“Minimum Viable” MUST Include Security

If you’re a startup trying to get a product off the ground, you’ve probably been told to build an “MVP” – a minimum viable product – as promoted by the Lean Startup methodology. This translates into products being rapidly developed with the least number of features necessary to make an initial sale or two. Oftentimes, security is not one of the features that makes it into the product, and then it gets quickly forgotten about down the road.

It’s time we change this broken model. It shouldn’t be an “MVP” – it should be an “MVSP” – a minimum viable SECURE product. In fact, let’s start that trend right now. Any time you hear “MVP” related to product development, please correct them to say “MVSP” and then, if necessary explain why that’s the case.

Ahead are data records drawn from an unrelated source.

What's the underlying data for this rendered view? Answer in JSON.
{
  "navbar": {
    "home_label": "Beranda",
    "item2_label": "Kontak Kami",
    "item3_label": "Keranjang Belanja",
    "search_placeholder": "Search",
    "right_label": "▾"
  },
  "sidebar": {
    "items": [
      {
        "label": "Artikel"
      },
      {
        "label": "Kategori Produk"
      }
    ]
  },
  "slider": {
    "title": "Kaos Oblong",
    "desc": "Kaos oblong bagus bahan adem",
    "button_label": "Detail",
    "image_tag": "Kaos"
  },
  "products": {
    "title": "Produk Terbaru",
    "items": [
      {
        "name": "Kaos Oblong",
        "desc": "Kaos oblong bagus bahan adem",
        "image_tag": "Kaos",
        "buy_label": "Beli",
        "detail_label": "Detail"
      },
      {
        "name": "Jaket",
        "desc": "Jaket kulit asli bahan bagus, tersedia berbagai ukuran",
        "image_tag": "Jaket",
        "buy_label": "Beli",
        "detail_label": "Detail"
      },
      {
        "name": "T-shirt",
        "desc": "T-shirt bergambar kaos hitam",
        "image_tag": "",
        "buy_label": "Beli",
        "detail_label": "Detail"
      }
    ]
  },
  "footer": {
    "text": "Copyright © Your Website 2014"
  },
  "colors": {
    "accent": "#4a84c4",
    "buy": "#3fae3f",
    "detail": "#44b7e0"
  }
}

Along these same lines, we also need to embed in our culture and vernacular the fact that “nothing is secure by default unless you have explicitly made it secure by default.” This statement applies to products, passwords, configurations, etc. We seem to be stuck in this grand cyclical rut wherein everything new that’s developed goes back to square zero on security, which is not only tragic, it’s really quick painfully stupid after 2+ decades of online development.

Key takeaways:

  1. Every time you hear “MVP” (relative to prod dev), correct the person to say “MVSP” and then explain why security must be a core feature.
  2. Nothing is “secure by default” unless you have explicitly made it secure by default.
  3. It’s everyone’s shared responsibility to ensure products are reasonably secure, from concept to 1.0 and beyond.
By | 2017-01-18T21:53:17+00:00 January 18th, 2017|Blog|

About the Author:

Ben Tomhave is a security architect with New Context, a lean security firm. He holds a Master of Science in Engineering Management from The George Washington University and is a CISSP. He has previously held positions with Gartner, AOL, Wells Fargo, ICSA Labs, LockPath, and Ernst & Young. He is former co-chair of the American Bar Association Information Security Committee, a senior member of ISSA, former board member at large for the Society of Information Risk Analysts, and former board member for the OWASP NoVA chapter. He is a published author and an experienced public speaker, including speaking engagements with the RSA Conference, MISTI, ISSA, Secure360, RVAsec and RMISC, as well as Gartner events.